BEGIN

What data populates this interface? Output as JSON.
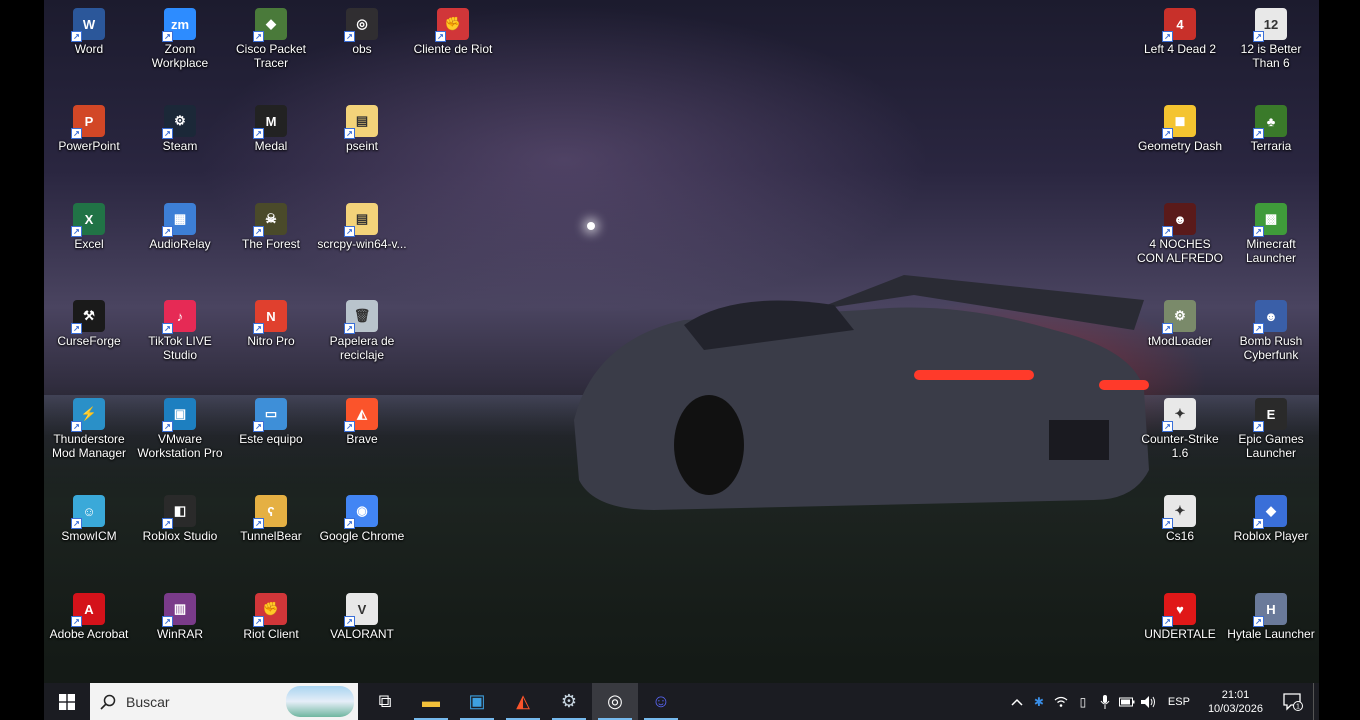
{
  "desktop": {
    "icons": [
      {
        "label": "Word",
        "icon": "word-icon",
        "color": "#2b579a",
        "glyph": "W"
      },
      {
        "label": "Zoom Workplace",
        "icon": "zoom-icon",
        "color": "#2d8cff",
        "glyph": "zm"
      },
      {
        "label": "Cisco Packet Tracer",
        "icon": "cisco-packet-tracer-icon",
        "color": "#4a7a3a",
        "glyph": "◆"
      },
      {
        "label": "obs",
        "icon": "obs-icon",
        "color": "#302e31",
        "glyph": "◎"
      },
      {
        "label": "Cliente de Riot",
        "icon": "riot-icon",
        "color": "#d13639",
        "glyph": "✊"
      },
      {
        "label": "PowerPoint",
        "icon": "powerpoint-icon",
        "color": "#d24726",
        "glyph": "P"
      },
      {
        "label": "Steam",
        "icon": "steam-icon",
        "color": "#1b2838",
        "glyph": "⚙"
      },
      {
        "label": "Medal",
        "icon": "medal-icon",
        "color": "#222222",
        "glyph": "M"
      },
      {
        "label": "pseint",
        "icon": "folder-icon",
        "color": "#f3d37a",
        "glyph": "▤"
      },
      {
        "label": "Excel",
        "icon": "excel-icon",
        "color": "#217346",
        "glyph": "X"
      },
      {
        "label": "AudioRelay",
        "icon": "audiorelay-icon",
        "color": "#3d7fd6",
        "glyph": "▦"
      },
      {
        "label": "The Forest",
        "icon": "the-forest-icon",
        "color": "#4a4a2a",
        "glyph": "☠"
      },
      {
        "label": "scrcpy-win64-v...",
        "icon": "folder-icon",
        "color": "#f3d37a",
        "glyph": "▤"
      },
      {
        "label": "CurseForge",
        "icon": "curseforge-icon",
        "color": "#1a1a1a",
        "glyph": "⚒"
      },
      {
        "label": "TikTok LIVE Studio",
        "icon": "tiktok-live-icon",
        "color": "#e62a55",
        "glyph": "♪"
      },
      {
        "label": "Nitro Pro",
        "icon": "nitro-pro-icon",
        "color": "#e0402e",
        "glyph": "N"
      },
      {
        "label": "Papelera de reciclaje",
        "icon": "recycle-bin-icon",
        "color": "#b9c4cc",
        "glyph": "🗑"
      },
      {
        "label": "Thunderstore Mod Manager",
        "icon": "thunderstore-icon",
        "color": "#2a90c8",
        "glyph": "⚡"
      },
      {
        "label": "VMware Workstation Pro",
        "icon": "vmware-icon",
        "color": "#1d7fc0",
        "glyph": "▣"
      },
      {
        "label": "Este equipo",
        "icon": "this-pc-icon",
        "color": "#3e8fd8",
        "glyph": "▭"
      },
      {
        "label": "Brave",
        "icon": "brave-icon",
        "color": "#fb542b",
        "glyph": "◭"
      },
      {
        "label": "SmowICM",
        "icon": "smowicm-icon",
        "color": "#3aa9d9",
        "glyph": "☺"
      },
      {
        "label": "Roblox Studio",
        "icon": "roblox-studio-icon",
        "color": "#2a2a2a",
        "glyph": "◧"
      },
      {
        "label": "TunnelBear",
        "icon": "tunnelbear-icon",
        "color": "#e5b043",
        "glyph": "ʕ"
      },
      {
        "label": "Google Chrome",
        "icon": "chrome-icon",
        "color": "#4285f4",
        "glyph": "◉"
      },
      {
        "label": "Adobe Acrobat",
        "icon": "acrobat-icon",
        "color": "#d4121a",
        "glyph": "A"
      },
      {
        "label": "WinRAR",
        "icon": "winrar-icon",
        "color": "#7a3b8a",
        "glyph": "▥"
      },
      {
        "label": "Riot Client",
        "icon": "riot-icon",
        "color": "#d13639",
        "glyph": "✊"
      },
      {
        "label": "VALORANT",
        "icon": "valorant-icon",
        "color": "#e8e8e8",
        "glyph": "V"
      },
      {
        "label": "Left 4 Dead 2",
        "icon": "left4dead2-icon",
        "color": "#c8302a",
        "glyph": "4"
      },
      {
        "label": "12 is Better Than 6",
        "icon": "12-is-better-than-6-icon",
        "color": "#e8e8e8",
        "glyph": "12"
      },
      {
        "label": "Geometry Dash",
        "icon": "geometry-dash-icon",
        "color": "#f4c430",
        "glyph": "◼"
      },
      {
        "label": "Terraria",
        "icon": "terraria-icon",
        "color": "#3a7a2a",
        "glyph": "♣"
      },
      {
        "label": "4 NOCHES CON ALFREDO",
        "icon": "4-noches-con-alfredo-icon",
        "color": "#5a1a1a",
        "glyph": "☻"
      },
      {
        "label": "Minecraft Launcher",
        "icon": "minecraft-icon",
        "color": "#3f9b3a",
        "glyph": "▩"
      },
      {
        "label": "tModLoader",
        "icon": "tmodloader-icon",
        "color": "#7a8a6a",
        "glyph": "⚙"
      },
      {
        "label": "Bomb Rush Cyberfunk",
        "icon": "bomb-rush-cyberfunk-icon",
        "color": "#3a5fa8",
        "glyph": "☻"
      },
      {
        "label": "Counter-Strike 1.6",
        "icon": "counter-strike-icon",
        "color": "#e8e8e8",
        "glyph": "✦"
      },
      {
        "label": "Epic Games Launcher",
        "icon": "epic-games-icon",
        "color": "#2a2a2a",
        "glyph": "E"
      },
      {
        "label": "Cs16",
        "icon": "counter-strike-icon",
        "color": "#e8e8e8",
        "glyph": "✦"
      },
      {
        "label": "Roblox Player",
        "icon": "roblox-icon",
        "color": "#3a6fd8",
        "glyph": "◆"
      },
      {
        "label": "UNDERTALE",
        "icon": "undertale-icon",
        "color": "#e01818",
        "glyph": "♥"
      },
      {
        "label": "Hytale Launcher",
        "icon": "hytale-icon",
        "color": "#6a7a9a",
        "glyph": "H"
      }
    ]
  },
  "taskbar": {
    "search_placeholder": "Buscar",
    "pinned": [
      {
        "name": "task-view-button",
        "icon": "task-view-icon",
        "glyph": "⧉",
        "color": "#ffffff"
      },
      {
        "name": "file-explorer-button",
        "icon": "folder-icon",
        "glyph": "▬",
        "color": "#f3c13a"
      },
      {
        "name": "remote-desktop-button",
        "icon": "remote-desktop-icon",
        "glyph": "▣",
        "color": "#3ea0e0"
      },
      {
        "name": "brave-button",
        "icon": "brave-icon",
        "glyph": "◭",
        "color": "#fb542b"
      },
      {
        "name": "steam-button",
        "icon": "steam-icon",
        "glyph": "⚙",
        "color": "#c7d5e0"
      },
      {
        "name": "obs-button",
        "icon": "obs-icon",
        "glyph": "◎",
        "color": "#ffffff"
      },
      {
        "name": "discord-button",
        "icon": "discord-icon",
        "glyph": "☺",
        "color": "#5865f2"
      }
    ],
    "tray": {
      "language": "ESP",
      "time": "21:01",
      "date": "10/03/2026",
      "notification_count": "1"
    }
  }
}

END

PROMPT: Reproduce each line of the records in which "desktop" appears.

ANSWER FOR THE TASK:
  "desktop": {
        "name": "remote-desktop-button",
        "icon": "remote-desktop-icon",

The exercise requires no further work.